[Required action]:
Using the data below, gather each line that includes the word "title".

(Interface dataset entries)
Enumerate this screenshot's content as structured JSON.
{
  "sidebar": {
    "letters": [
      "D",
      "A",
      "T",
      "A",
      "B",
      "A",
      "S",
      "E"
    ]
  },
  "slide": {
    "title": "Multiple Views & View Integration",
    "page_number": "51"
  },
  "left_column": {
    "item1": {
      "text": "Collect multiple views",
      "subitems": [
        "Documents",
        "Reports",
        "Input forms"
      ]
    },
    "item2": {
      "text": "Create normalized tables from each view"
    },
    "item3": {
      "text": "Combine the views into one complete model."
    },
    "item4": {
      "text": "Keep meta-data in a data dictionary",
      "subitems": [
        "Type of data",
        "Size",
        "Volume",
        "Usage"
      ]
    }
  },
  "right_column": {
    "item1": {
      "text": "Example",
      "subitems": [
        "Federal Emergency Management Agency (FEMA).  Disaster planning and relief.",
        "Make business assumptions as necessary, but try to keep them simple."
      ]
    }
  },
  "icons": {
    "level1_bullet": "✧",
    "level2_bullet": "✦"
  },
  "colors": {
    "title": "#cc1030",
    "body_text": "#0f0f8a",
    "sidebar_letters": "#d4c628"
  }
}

[Completed task]:
    "title": "Multiple Views & View Integration",
    "title": "#cc1030",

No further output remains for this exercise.